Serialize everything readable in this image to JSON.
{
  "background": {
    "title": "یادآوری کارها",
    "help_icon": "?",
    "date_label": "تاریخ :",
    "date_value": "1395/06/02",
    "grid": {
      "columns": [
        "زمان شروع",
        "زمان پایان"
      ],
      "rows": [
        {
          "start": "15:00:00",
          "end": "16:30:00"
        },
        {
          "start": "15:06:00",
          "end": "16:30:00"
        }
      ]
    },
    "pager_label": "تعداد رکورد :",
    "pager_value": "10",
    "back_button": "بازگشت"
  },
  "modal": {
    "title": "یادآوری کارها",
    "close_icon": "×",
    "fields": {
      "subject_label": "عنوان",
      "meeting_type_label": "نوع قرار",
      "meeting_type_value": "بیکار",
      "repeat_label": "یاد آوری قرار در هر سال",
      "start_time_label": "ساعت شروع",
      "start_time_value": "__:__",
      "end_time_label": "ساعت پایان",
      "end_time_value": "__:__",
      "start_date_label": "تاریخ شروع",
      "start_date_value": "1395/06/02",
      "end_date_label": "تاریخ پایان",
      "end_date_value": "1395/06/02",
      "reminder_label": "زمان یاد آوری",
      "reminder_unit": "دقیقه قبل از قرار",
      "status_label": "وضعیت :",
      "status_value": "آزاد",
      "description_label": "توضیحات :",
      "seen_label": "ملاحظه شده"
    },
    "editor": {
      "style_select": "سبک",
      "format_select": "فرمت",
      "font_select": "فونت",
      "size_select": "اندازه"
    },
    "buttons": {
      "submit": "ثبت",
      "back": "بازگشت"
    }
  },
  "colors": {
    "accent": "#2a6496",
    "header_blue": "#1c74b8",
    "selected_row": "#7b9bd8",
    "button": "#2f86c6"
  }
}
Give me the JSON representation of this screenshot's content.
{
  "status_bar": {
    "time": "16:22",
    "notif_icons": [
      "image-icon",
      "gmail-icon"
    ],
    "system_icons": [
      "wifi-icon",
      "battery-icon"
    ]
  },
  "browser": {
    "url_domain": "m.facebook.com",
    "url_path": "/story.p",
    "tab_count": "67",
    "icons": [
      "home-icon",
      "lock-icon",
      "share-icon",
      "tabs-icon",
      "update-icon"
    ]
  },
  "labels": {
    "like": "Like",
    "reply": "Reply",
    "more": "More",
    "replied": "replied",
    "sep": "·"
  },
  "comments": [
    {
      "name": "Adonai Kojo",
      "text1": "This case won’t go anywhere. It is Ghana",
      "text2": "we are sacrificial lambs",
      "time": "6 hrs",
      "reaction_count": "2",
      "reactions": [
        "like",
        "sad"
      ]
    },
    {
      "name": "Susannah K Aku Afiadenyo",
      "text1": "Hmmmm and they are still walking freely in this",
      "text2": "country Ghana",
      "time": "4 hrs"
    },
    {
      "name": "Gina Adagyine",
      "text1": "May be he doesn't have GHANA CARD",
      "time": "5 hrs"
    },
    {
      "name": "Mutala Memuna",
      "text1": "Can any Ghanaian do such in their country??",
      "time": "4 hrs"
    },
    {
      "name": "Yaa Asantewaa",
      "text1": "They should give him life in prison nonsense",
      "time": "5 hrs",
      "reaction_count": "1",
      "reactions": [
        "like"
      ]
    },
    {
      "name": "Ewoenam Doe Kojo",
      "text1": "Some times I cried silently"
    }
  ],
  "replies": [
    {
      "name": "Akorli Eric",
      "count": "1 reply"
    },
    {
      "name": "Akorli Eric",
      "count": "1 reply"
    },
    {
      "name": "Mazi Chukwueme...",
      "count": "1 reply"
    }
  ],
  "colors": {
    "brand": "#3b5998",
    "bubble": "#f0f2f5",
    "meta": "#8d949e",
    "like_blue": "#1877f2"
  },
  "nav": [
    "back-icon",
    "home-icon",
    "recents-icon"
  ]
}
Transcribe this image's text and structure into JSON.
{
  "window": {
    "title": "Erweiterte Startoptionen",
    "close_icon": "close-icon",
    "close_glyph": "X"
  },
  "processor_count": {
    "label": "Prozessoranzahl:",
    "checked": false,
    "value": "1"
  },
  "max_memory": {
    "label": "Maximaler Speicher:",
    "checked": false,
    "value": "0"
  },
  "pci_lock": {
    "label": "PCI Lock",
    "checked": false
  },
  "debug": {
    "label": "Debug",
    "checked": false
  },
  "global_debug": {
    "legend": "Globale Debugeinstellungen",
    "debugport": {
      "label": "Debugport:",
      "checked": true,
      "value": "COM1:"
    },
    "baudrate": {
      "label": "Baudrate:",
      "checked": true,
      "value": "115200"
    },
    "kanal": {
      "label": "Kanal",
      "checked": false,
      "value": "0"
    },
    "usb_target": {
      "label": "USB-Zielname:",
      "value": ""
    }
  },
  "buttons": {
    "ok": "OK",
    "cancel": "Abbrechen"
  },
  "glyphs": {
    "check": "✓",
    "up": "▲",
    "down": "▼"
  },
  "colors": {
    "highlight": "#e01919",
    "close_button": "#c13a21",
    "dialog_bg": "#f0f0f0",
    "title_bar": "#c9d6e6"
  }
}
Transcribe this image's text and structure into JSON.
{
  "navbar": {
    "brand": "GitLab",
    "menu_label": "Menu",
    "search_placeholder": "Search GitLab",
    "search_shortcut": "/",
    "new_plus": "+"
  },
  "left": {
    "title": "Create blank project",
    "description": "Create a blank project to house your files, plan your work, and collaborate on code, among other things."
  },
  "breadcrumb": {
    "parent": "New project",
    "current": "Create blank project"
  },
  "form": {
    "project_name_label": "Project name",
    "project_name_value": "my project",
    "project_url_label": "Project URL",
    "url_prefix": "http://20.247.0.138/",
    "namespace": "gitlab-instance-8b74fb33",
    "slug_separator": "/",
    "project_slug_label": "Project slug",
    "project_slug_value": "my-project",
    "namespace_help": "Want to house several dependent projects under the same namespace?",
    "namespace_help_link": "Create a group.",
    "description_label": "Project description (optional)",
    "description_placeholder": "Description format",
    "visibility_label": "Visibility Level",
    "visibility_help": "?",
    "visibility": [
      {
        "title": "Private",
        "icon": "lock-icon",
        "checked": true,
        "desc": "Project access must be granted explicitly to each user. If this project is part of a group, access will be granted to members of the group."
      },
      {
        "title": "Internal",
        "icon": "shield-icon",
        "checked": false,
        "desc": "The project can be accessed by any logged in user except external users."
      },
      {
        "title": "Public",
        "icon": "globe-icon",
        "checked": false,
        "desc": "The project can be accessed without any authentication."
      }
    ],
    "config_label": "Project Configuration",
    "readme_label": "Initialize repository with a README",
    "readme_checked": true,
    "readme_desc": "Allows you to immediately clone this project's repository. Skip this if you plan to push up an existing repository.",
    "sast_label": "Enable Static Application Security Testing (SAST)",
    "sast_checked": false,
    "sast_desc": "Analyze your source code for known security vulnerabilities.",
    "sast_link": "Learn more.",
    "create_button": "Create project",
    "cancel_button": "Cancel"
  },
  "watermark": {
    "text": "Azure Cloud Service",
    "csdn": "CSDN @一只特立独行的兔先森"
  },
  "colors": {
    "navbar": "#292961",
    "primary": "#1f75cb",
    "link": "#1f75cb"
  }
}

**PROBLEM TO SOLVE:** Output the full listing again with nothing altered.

**OUTPUT BELOW:**
Serialize everything readable in this image to JSON.
{
  "background": {
    "title": "یادآوری کارها",
    "help_icon": "?",
    "date_label": "تاریخ :",
    "date_value": "1395/06/02",
    "grid": {
      "columns": [
        "زمان شروع",
        "زمان پایان"
      ],
      "rows": [
        {
          "start": "15:00:00",
          "end": "16:30:00"
        },
        {
          "start": "15:06:00",
          "end": "16:30:00"
        }
      ]
    },
    "pager_label": "تعداد رکورد :",
    "pager_value": "10",
    "back_button": "بازگشت"
  },
  "modal": {
    "title": "یادآوری کارها",
    "close_icon": "×",
    "fields": {
      "subject_label": "عنوان",
      "meeting_type_label": "نوع قرار",
      "meeting_type_value": "بیکار",
      "repeat_label": "یاد آوری قرار در هر سال",
      "start_time_label": "ساعت شروع",
      "start_time_value": "__:__",
      "end_time_label": "ساعت پایان",
      "end_time_value": "__:__",
      "start_date_label": "تاریخ شروع",
      "start_date_value": "1395/06/02",
      "end_date_label": "تاریخ پایان",
      "end_date_value": "1395/06/02",
      "reminder_label": "زمان یاد آوری",
      "reminder_unit": "دقیقه قبل از قرار",
      "status_label": "وضعیت :",
      "status_value": "آزاد",
      "description_label": "توضیحات :",
      "seen_label": "ملاحظه شده"
    },
    "editor": {
      "style_select": "سبک",
      "format_select": "فرمت",
      "font_select": "فونت",
      "size_select": "اندازه"
    },
    "buttons": {
      "submit": "ثبت",
      "back": "بازگشت"
    }
  },
  "colors": {
    "accent": "#2a6496",
    "header_blue": "#1c74b8",
    "selected_row": "#7b9bd8",
    "button": "#2f86c6"
  }
}
Give me the JSON representation of this screenshot's content.
{
  "status_bar": {
    "time": "16:22",
    "notif_icons": [
      "image-icon",
      "gmail-icon"
    ],
    "system_icons": [
      "wifi-icon",
      "battery-icon"
    ]
  },
  "browser": {
    "url_domain": "m.facebook.com",
    "url_path": "/story.p",
    "tab_count": "67",
    "icons": [
      "home-icon",
      "lock-icon",
      "share-icon",
      "tabs-icon",
      "update-icon"
    ]
  },
  "labels": {
    "like": "Like",
    "reply": "Reply",
    "more": "More",
    "replied": "replied",
    "sep": "·"
  },
  "comments": [
    {
      "name": "Adonai Kojo",
      "text1": "This case won’t go anywhere. It is Ghana",
      "text2": "we are sacrificial lambs",
      "time": "6 hrs",
      "reaction_count": "2",
      "reactions": [
        "like",
        "sad"
      ]
    },
    {
      "name": "Susannah K Aku Afiadenyo",
      "text1": "Hmmmm and they are still walking freely in this",
      "text2": "country Ghana",
      "time": "4 hrs"
    },
    {
      "name": "Gina Adagyine",
      "text1": "May be he doesn't have GHANA CARD",
      "time": "5 hrs"
    },
    {
      "name": "Mutala Memuna",
      "text1": "Can any Ghanaian do such in their country??",
      "time": "4 hrs"
    },
    {
      "name": "Yaa Asantewaa",
      "text1": "They should give him life in prison nonsense",
      "time": "5 hrs",
      "reaction_count": "1",
      "reactions": [
        "like"
      ]
    },
    {
      "name": "Ewoenam Doe Kojo",
      "text1": "Some times I cried silently"
    }
  ],
  "replies": [
    {
      "name": "Akorli Eric",
      "count": "1 reply"
    },
    {
      "name": "Akorli Eric",
      "count": "1 reply"
    },
    {
      "name": "Mazi Chukwueme...",
      "count": "1 reply"
    }
  ],
  "colors": {
    "brand": "#3b5998",
    "bubble": "#f0f2f5",
    "meta": "#8d949e",
    "like_blue": "#1877f2"
  },
  "nav": [
    "back-icon",
    "home-icon",
    "recents-icon"
  ]
}
Transcribe this image's text and structure into JSON.
{
  "window": {
    "title": "Erweiterte Startoptionen",
    "close_icon": "close-icon",
    "close_glyph": "X"
  },
  "processor_count": {
    "label": "Prozessoranzahl:",
    "checked": false,
    "value": "1"
  },
  "max_memory": {
    "label": "Maximaler Speicher:",
    "checked": false,
    "value": "0"
  },
  "pci_lock": {
    "label": "PCI Lock",
    "checked": false
  },
  "debug": {
    "label": "Debug",
    "checked": false
  },
  "global_debug": {
    "legend": "Globale Debugeinstellungen",
    "debugport": {
      "label": "Debugport:",
      "checked": true,
      "value": "COM1:"
    },
    "baudrate": {
      "label": "Baudrate:",
      "checked": true,
      "value": "115200"
    },
    "kanal": {
      "label": "Kanal",
      "checked": false,
      "value": "0"
    },
    "usb_target": {
      "label": "USB-Zielname:",
      "value": ""
    }
  },
  "buttons": {
    "ok": "OK",
    "cancel": "Abbrechen"
  },
  "glyphs": {
    "check": "✓",
    "up": "▲",
    "down": "▼"
  },
  "colors": {
    "highlight": "#e01919",
    "close_button": "#c13a21",
    "dialog_bg": "#f0f0f0",
    "title_bar": "#c9d6e6"
  }
}
Transcribe this image's text and structure into JSON.
{
  "navbar": {
    "brand": "GitLab",
    "menu_label": "Menu",
    "search_placeholder": "Search GitLab",
    "search_shortcut": "/",
    "new_plus": "+"
  },
  "left": {
    "title": "Create blank project",
    "description": "Create a blank project to house your files, plan your work, and collaborate on code, among other things."
  },
  "breadcrumb": {
    "parent": "New project",
    "current": "Create blank project"
  },
  "form": {
    "project_name_label": "Project name",
    "project_name_value": "my project",
    "project_url_label": "Project URL",
    "url_prefix": "http://20.247.0.138/",
    "namespace": "gitlab-instance-8b74fb33",
    "slug_separator": "/",
    "project_slug_label": "Project slug",
    "project_slug_value": "my-project",
    "namespace_help": "Want to house several dependent projects under the same namespace?",
    "namespace_help_link": "Create a group.",
    "description_label": "Project description (optional)",
    "description_placeholder": "Description format",
    "visibility_label": "Visibility Level",
    "visibility_help": "?",
    "visibility": [
      {
        "title": "Private",
        "icon": "lock-icon",
        "checked": true,
        "desc": "Project access must be granted explicitly to each user. If this project is part of a group, access will be granted to members of the group."
      },
      {
        "title": "Internal",
        "icon": "shield-icon",
        "checked": false,
        "desc": "The project can be accessed by any logged in user except external users."
      },
      {
        "title": "Public",
        "icon": "globe-icon",
        "checked": false,
        "desc": "The project can be accessed without any authentication."
      }
    ],
    "config_label": "Project Configuration",
    "readme_label": "Initialize repository with a README",
    "readme_checked": true,
    "readme_desc": "Allows you to immediately clone this project's repository. Skip this if you plan to push up an existing repository.",
    "sast_label": "Enable Static Application Security Testing (SAST)",
    "sast_checked": false,
    "sast_desc": "Analyze your source code for known security vulnerabilities.",
    "sast_link": "Learn more.",
    "create_button": "Create project",
    "cancel_button": "Cancel"
  },
  "watermark": {
    "text": "Azure Cloud Service",
    "csdn": "CSDN @一只特立独行的兔先森"
  },
  "colors": {
    "navbar": "#292961",
    "primary": "#1f75cb",
    "link": "#1f75cb"
  }
}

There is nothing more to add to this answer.